If your brand is fast gaining ground and you need to reach more customers than those who visit your existing retail shop, worry no more. Department stores, which we have a glut of in this country, are just waiting for you to invade as a store concessionaire. Besides satisfying a wide range of consumers’ needs, department stores could offer you space through a concession arrangement, which would elevate your business to the next level.
Want to be a department store concessionaire? Here’s how:
• To explore your chances of becoming a concessionaire, first you have to make contact with the right people, like those of a department store’s merchandising team that are authorized to receive and approve applications for a concession.
“You may get in touch with them through their phone numbers, e-mail or websites,” suggests Angela Perez-Rubio, Robinsons Department Store assistant vice president (AVP) for merchandising. “Also, visit them at their office to acquire more details and, at the same time, meet them personally since they are the ones whom you would be working with in the process.”

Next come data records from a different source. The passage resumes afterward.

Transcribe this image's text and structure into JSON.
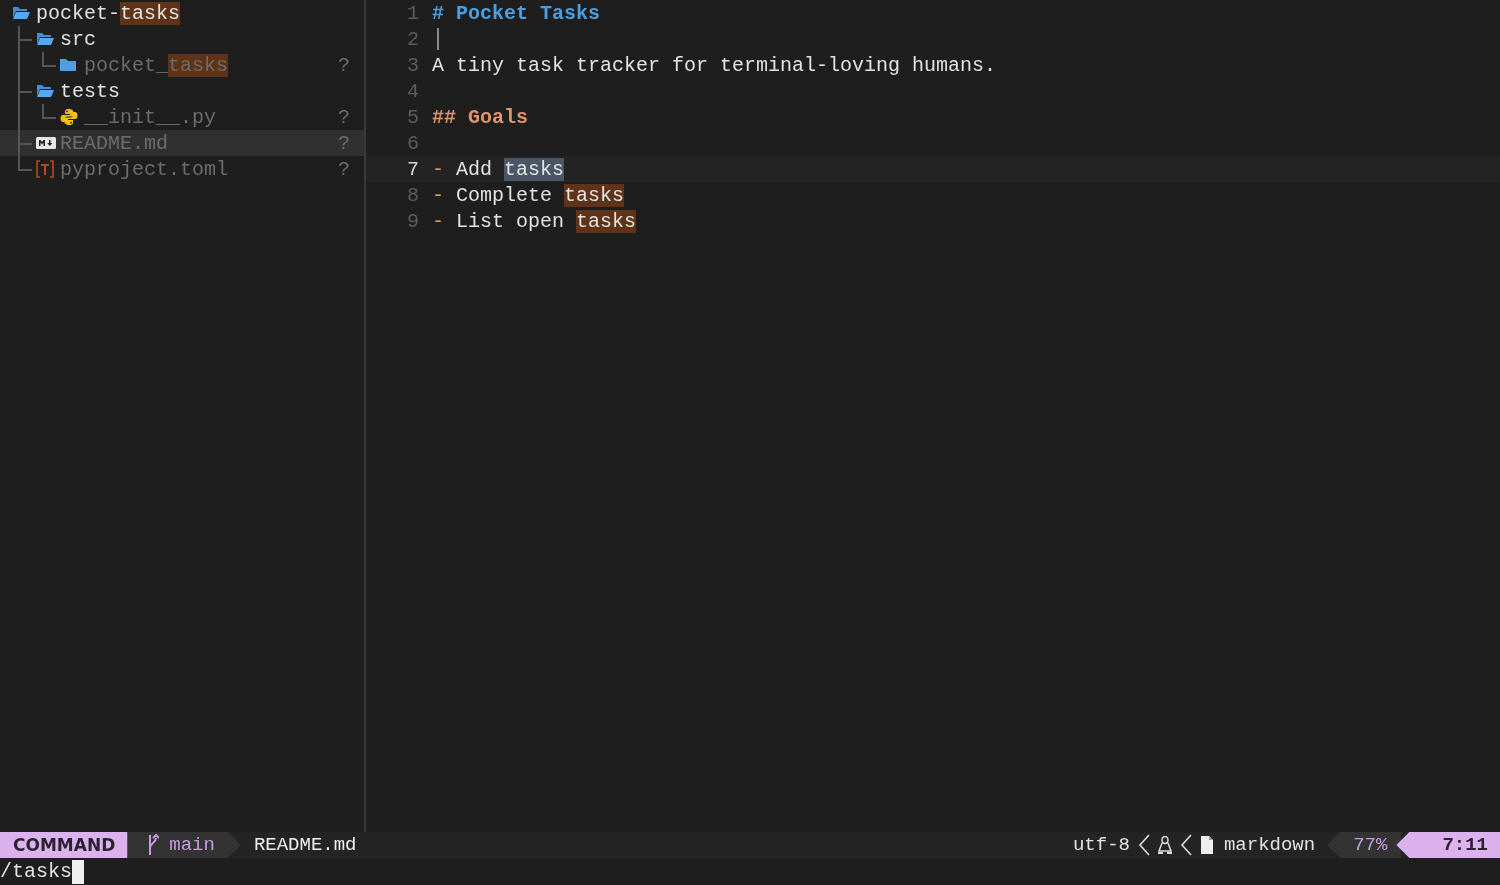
{
  "tree": {
    "kind": "folder-open",
    "parts": [
      {
        "text": "pocket-",
        "match": false
      },
      {
        "text": "tasks",
        "match": true
      }
    ],
    "dimmed": false,
    "selected": false,
    "children": [
      {
        "kind": "folder-open",
        "parts": [
          {
            "text": "src",
            "match": false
          }
        ],
        "dimmed": false,
        "selected": false,
        "children": [
          {
            "kind": "folder",
            "parts": [
              {
                "text": "pocket_",
                "match": false
              },
              {
                "text": "tasks",
                "match": true
              }
            ],
            "dimmed": true,
            "selected": false,
            "status": "?"
          }
        ]
      },
      {
        "kind": "folder-open",
        "parts": [
          {
            "text": "tests",
            "match": false
          }
        ],
        "dimmed": false,
        "selected": false,
        "children": [
          {
            "kind": "python",
            "parts": [
              {
                "text": "__init__.py",
                "match": false
              }
            ],
            "dimmed": true,
            "selected": false,
            "status": "?"
          }
        ]
      },
      {
        "kind": "markdown",
        "parts": [
          {
            "text": "README.md",
            "match": false
          }
        ],
        "dimmed": true,
        "selected": true,
        "status": "?"
      },
      {
        "kind": "toml",
        "parts": [
          {
            "text": "pyproject.toml",
            "match": false
          }
        ],
        "dimmed": true,
        "selected": false,
        "status": "?"
      }
    ]
  },
  "editor": {
    "lines": [
      {
        "number": "1",
        "kind": "h1",
        "text": "# Pocket Tasks",
        "active": false,
        "cursor": false
      },
      {
        "number": "2",
        "kind": "empty",
        "active": false,
        "cursor": true
      },
      {
        "number": "3",
        "kind": "text",
        "text": "A tiny task tracker for terminal-loving humans.",
        "active": false,
        "cursor": false
      },
      {
        "number": "4",
        "kind": "empty",
        "active": false,
        "cursor": false
      },
      {
        "number": "5",
        "kind": "h2",
        "text": "## Goals",
        "active": false,
        "cursor": false
      },
      {
        "number": "6",
        "kind": "empty",
        "active": false,
        "cursor": false
      },
      {
        "number": "7",
        "kind": "list",
        "marker": "-",
        "parts": [
          {
            "text": "Add ",
            "match": false
          },
          {
            "text": "tasks",
            "match": true,
            "current": true
          }
        ],
        "active": true,
        "cursor": false
      },
      {
        "number": "8",
        "kind": "list",
        "marker": "-",
        "parts": [
          {
            "text": "Complete ",
            "match": false
          },
          {
            "text": "tasks",
            "match": true,
            "current": false
          }
        ],
        "active": false,
        "cursor": false
      },
      {
        "number": "9",
        "kind": "list",
        "marker": "-",
        "parts": [
          {
            "text": "List open ",
            "match": false
          },
          {
            "text": "tasks",
            "match": true,
            "current": false
          }
        ],
        "active": false,
        "cursor": false
      }
    ]
  },
  "status_bar": {
    "mode": "COMMAND",
    "branch": "main",
    "file": "README.md",
    "encoding": "utf-8",
    "filetype": "markdown",
    "progress": "77%",
    "position": "7:11"
  },
  "command_line": {
    "text": "/tasks"
  }
}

• After obtaining all the needed information, formalizing your application comes next. Submit a Letter of Intent along with the comprehensive profile of your company, brand concept and merchandise list. These are just some of the paperwork you need to accomplish for the department store.
• Although you only need to present your business permits at the department store’s request, these documents must always be on hand so as to avoid being caught empty-handed when asked about them.
• Prospective concessionaires “are expected to have legitimate businesses upon application with a department store,” explains Preachy Zorilla, who is also an AVP for merchandising of the Gokongwei-owned department store. “Otherwise, you’ll have a slim chance of being accepted, for it shows that you’re incapable of sustaining the business not only financially but operationally as well.”
• Payments also depend on the department store offering a concession. While some do not require a prospective concessionaire to pay a fee, it’s still advisable to be financially prepared, as others may ask for a bond of some sort as a security measure, Zorilla says.
Photo by Ben Schumin